Count how many lines in the data hold the word "with", and give that number alone.

§ **Items from a dataset**
---------------
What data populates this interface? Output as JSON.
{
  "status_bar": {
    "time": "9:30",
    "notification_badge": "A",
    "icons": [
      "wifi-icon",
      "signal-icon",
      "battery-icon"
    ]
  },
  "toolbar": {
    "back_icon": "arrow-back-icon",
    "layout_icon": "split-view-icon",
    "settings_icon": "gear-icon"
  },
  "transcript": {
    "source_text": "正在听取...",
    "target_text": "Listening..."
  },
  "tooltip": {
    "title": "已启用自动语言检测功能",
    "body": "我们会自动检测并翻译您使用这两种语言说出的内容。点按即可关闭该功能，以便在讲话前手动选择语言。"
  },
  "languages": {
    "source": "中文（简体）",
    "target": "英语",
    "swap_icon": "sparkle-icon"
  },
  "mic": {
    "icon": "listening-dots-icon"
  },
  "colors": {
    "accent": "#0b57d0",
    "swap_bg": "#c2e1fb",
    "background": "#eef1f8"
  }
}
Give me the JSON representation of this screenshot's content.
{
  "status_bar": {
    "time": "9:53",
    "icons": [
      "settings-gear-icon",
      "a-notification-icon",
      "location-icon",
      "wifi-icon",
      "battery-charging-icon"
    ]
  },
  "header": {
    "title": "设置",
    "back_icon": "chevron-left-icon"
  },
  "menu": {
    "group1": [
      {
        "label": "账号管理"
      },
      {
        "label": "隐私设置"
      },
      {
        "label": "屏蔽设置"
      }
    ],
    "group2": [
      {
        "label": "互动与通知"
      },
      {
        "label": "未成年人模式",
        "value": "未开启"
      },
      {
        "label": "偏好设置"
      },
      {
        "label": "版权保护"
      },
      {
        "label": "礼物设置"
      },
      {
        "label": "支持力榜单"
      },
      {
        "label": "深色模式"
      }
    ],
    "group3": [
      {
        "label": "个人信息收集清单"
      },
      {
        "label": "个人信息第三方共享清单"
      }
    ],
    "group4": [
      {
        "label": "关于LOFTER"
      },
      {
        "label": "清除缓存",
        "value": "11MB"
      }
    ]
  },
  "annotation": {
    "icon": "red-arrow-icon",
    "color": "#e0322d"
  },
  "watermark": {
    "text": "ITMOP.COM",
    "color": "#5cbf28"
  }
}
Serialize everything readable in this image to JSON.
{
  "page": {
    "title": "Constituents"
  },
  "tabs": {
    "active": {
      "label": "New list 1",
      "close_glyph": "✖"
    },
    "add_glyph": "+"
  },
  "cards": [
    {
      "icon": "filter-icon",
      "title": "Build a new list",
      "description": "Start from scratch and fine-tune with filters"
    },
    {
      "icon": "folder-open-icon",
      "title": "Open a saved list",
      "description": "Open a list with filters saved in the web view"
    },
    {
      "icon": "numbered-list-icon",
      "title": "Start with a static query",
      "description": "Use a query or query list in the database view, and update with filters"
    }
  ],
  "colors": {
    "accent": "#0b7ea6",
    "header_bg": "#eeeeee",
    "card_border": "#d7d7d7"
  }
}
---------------
§ **RESPONSE TO THIS TASK**
4